Exercise prompt: In the data below, how many lines contain the word "message"? Answer with the number alone.

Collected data
================

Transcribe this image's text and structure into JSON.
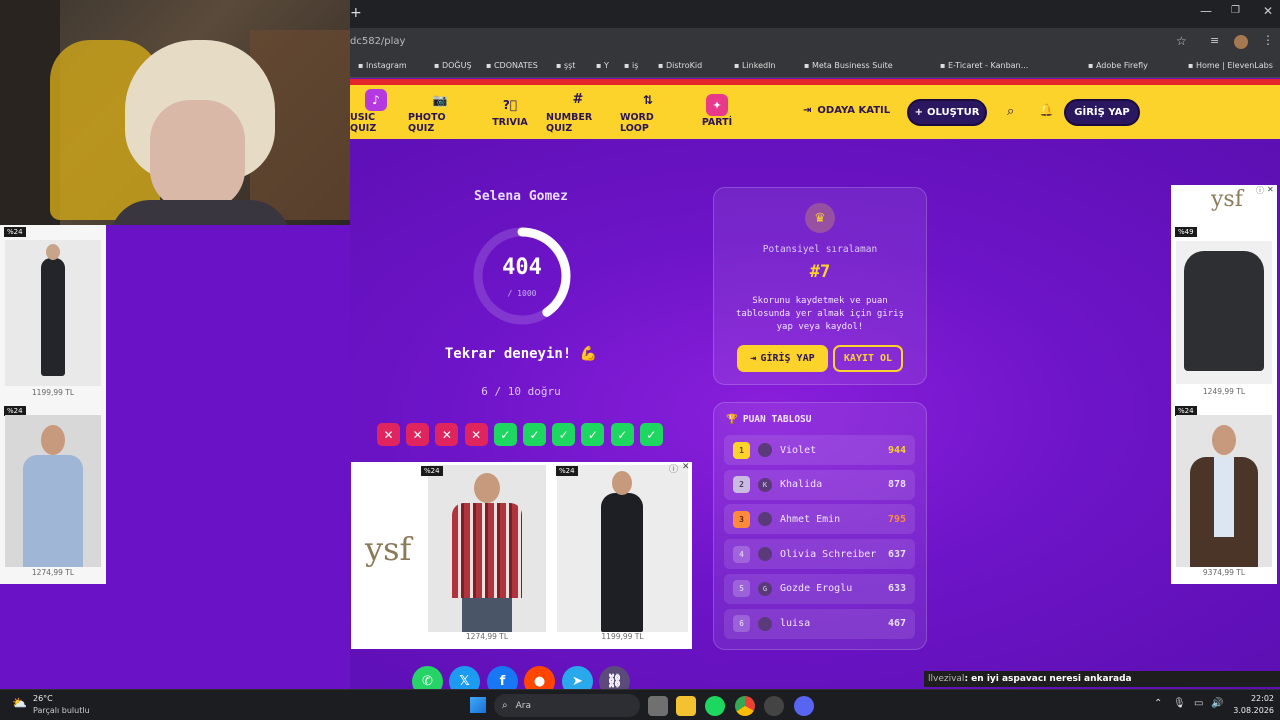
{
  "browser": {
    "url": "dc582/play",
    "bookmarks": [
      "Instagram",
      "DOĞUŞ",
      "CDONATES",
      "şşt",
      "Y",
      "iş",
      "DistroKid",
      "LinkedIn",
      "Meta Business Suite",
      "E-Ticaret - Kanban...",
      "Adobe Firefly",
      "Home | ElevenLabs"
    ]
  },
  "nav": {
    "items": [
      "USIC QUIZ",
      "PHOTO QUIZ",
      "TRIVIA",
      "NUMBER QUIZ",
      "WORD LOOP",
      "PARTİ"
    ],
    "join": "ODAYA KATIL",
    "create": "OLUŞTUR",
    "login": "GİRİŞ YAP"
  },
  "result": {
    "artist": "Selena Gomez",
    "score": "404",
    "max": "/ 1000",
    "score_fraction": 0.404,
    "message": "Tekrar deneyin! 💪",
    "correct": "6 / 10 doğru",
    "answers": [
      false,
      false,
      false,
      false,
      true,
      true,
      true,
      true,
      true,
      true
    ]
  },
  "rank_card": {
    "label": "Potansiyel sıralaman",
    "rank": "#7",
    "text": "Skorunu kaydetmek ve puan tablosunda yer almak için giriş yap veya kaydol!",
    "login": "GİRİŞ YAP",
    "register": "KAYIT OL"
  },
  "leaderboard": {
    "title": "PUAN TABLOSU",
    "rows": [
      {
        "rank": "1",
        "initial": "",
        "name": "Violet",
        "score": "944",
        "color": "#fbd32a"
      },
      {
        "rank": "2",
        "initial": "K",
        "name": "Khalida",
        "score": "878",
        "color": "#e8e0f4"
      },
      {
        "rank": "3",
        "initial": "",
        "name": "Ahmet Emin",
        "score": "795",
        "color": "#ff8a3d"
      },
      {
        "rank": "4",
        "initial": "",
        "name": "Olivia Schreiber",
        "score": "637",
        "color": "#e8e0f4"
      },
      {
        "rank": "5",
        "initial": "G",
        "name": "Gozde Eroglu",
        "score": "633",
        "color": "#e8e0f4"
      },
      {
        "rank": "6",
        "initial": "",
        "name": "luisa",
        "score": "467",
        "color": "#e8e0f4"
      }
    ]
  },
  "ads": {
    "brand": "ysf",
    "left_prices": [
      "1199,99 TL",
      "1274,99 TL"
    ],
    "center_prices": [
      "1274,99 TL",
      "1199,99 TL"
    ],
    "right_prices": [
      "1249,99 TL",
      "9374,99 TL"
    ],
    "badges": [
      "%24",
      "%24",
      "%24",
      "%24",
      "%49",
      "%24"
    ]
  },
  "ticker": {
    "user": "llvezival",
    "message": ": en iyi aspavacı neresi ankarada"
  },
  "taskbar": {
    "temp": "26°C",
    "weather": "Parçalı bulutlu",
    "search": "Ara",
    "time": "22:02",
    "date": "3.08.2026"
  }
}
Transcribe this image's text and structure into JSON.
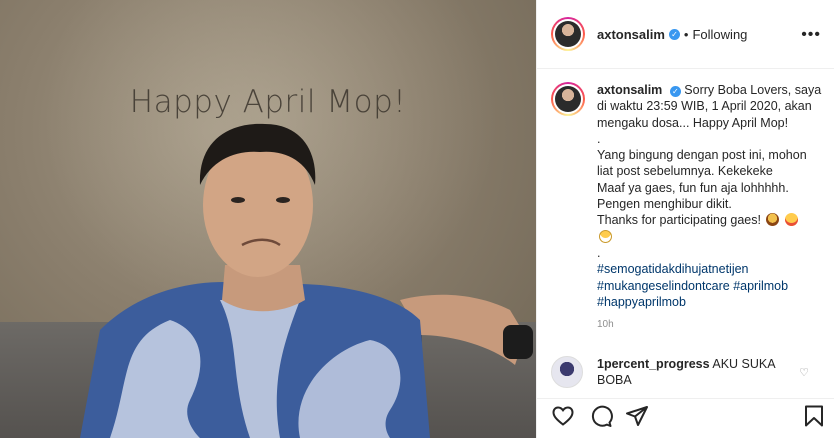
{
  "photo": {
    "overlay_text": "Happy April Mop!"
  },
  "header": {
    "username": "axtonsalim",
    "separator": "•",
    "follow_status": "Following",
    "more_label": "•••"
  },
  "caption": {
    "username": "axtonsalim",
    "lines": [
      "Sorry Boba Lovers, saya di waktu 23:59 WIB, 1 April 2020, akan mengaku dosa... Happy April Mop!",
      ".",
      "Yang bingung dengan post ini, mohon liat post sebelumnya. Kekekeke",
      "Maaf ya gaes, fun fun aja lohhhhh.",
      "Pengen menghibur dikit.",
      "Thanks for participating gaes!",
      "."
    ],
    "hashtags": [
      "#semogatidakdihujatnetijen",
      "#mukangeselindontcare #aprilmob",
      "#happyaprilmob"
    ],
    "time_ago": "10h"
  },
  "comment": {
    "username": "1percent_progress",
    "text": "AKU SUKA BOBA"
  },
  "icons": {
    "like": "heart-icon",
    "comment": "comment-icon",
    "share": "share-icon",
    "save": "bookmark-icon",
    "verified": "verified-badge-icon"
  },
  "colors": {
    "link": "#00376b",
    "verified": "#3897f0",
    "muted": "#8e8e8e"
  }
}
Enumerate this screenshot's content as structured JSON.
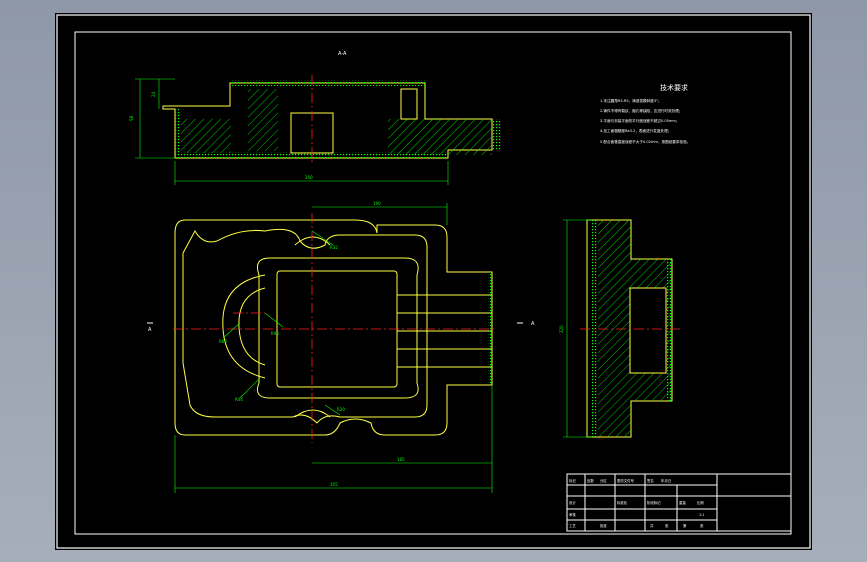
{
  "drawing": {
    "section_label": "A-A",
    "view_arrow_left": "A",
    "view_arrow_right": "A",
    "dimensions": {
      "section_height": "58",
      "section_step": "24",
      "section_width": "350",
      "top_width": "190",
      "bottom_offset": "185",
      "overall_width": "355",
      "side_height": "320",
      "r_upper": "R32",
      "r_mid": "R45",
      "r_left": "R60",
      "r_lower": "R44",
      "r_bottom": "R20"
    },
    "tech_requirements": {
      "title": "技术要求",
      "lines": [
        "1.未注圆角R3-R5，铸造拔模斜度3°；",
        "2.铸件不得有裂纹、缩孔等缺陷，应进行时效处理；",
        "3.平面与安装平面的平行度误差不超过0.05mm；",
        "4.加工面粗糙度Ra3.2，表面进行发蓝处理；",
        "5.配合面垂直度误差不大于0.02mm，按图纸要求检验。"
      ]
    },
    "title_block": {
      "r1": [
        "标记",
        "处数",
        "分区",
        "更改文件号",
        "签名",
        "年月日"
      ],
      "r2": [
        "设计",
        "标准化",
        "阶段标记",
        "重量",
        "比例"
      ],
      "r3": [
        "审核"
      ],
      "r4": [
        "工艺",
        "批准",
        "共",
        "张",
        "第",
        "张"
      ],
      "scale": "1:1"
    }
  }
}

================

Expected answer: 2